The NATO leadership is desperately seeking support from anywhere (to not be forgotten) as the Taleban and Afghani resistance grow stiffer. This is a diplomatic "cry for help."
Take heed.

Picture of the Day - 3

President George W. Bush listens to Senator George Allen (R-VA) speak during the Christening ceremony of the USS George H.W. Bush October 7, 2006. REUTERS/Kevin Lamarque

Political bits

(AP) Sen. George Allen faces questions over his finances, Senate disclosure, and "ask(ing) the Army to help another business that gave him similar options." (And the "N word claimants continue to amass.)

(LATimes) A former page did have sex with Foley. He was 21 at the time, but the "electronic correspondence with Foley began after he finished the respected Capitol Hill page program for high school juniors."

Another page has come forward (while serving in Iraq) to talk to the FBI about Foley.

And, new polling has Foley figure Rep. Tom Reynolds trailing by 15%. He's the head of the RNCC and responsible for coordination and money for all the House races. That's a distraction.

Picture of the Day

Helping Karzai stand up.


Don't miss the WaPo's article on the rising casualties in September and October. I posted on it last night, but notice how much of this comes directly (or indirectly through analysts) from the military.

It's interesting. Suddenly, I'm seeing lots of descriptions of the multi-sided conflict that Iraq has become. (LATimes) Just an interesting shift from the simple white hat/black hat narrative that survived long after the reality moved away.

Dahr Jamail reported on rumors of the US paying tribal leaders in Anbar to use their militias as mercenaries against foreign fighters. I don't know if that's the reason they're fighting, but they're claiming kills. (AFP) "an important sheikh from the western province of Al-Anbar said tribal fighters had killed 34 mostly foreign Al-Qaeda fighters and arrested 40 more in a week-long drive against militant infiltrators."

(AFP) The US fully backs Maliki, but he only has a short time to resolve the situation. Then what? What's the backside of that threat, Bush administration?

(TimesOnline) The ISG recommendation may be to split Iraq into three parts. (The Biden Plan?) The ISG will be the way Bush absolves himself of "changing the course," after the election, of course. What's another month of US casualties for a Republican Congress, eh? Isn't that what they're dying for?

(AP) "The Bush administration is bumping up against the limits of military and political power to influence what happens next in Iraq, four years into an increasingly unpopular war that has not gone as planned."

(BBC) Bush's Iraq options limited.

28 US soldiers died in the first week of October. Almost 300 wounded. A half battalion in a week?

An inexact parallel

Alot is made of corruption in Iraq and in other divided countries, about how certain sects or groups benefit when their person is put in charge of a ministry.
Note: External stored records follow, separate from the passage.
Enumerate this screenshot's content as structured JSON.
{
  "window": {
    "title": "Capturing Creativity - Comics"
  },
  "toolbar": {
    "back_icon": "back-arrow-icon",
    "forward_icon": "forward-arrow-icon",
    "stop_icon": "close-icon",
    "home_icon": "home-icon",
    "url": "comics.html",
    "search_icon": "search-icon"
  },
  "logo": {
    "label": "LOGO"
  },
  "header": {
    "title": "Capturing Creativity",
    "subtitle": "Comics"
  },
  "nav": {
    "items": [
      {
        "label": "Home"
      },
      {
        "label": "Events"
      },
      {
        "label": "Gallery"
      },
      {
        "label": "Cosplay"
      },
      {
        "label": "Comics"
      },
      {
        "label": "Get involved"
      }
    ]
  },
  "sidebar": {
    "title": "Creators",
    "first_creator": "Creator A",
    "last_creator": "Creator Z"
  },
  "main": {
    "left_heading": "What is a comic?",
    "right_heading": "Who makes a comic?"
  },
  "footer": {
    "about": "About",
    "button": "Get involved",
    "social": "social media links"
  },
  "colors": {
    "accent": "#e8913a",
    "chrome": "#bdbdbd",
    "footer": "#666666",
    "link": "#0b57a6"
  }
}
But, really, how different is that from the $2.2 billion in taxpayer money given to "faith based organizations" last year? Or the placement of key evangelical favorites at the FDA? Or former industry lobbyists in charge of the energy policy?

(And I didn't know this: (CSM June, 12, 2006) "Though Mr. Bush's faith-based initiative, first announced in 2001, has never received congressional approval, the program has been expanded through executive order,")

Did you ever?

Did you ever think you'd see this headline?(AFP)

More Americans look to Democrats to fight terror, lead morally

Facts aside, it just tells me how far things have come.

(That Newsweek poll is interesting, but it was Thursday and Friday (Hastert's press conference day,) so I don't think we can take it as a "true" poll. Let's see what the numbers show later this week.)

Picture of the Day

An Afghan refugee women holds her child as she come out after registration at the United Nations High Commissioner for Refugees (UNHCR) repatriation center on the outskirts of Peshawar in Pakistan, July 2006. Up to 90,000 Afghans have been displaced by fighting.(AFP/File/Tariq Mahmood)